══ INPUT ══
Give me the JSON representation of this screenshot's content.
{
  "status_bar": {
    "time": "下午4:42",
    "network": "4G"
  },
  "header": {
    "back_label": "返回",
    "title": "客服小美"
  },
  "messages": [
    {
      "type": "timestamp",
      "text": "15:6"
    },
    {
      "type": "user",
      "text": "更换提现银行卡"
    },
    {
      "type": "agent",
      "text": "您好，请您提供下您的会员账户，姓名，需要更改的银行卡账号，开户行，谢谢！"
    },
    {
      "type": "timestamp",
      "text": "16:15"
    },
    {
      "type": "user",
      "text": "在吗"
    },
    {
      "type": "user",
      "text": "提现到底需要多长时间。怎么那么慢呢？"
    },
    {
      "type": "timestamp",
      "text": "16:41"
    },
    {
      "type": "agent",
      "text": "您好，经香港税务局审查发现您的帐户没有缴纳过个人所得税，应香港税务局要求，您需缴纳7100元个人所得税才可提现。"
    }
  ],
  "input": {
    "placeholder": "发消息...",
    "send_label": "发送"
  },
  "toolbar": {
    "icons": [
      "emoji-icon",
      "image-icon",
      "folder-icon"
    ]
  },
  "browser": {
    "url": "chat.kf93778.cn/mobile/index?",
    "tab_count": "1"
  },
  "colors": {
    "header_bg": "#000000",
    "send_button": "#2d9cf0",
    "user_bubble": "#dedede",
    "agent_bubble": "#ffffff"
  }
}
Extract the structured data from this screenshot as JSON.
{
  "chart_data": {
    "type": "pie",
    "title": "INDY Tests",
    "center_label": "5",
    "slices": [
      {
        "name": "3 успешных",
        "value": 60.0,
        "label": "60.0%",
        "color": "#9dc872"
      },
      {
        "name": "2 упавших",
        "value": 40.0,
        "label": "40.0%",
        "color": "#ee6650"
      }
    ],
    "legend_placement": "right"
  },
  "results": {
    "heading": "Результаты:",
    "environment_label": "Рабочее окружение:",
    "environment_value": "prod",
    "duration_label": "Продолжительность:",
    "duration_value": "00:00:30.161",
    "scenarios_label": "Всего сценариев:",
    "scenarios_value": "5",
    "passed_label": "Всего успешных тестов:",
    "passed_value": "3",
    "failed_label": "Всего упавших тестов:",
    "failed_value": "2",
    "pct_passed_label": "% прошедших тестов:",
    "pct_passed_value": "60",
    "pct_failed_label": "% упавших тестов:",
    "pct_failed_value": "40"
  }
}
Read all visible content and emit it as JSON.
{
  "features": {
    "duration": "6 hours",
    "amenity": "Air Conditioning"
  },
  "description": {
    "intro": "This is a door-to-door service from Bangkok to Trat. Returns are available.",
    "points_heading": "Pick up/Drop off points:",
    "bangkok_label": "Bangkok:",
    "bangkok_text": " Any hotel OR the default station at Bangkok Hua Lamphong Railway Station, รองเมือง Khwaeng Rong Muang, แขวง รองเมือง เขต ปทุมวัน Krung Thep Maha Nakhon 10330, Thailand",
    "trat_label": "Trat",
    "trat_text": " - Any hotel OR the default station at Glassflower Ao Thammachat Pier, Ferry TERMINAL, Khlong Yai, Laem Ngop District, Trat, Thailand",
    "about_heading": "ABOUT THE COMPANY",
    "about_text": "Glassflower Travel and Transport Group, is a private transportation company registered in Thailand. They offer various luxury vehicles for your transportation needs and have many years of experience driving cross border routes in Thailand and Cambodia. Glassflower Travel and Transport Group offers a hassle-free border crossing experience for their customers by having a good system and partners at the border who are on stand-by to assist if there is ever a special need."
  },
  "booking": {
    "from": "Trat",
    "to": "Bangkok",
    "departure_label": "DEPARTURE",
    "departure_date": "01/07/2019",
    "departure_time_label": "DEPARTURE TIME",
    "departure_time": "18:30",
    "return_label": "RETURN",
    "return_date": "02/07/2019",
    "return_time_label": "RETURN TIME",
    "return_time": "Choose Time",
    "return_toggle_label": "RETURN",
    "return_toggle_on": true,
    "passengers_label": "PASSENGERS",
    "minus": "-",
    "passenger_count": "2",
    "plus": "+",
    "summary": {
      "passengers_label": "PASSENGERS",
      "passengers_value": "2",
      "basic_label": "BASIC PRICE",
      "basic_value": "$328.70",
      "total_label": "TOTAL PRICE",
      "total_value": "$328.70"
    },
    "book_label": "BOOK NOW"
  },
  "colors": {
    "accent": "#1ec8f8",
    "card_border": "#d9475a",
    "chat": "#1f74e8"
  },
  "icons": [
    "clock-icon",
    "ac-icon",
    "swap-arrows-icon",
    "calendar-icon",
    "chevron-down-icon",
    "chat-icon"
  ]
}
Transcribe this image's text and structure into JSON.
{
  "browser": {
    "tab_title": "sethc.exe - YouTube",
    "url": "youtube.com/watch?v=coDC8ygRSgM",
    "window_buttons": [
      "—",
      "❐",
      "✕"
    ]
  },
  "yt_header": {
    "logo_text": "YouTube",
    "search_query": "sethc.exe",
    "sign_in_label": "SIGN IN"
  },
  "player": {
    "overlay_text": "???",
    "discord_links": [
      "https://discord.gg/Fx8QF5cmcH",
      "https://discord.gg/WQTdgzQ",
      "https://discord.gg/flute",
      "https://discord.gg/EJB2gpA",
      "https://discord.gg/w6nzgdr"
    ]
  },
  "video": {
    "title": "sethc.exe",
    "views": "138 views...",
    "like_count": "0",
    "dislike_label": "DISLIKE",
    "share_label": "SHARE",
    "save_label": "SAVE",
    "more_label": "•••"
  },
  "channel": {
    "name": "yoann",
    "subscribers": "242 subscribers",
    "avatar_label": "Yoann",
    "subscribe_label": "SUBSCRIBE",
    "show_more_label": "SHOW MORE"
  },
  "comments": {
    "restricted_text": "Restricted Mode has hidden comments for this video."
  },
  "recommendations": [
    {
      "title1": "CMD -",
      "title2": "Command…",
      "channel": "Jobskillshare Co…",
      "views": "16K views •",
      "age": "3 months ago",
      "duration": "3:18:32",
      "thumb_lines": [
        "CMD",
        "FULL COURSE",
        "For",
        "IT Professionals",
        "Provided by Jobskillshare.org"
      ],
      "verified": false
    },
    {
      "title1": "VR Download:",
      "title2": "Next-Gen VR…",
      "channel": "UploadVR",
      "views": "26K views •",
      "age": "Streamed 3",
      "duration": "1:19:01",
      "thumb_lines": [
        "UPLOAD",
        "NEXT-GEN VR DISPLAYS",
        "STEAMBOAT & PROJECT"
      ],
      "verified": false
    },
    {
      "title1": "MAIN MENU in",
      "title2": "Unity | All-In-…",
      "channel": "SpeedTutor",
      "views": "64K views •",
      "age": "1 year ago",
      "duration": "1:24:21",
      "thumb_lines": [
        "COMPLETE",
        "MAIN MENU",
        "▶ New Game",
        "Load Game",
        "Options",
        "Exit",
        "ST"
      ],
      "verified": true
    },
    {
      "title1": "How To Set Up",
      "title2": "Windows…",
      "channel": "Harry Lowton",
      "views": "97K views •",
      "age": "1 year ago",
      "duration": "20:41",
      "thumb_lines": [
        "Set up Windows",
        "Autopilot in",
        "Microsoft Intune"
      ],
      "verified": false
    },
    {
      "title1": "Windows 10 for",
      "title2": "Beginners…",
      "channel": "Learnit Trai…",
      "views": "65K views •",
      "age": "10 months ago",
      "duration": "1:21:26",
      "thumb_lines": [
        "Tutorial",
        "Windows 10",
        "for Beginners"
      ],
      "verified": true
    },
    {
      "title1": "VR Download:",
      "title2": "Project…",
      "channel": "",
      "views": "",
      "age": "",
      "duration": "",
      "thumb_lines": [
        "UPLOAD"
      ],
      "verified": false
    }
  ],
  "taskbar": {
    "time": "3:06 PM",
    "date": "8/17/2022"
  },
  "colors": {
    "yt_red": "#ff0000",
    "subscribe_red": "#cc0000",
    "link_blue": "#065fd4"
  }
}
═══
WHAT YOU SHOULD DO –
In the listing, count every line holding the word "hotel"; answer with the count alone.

EXERCISE OUTPUT –
2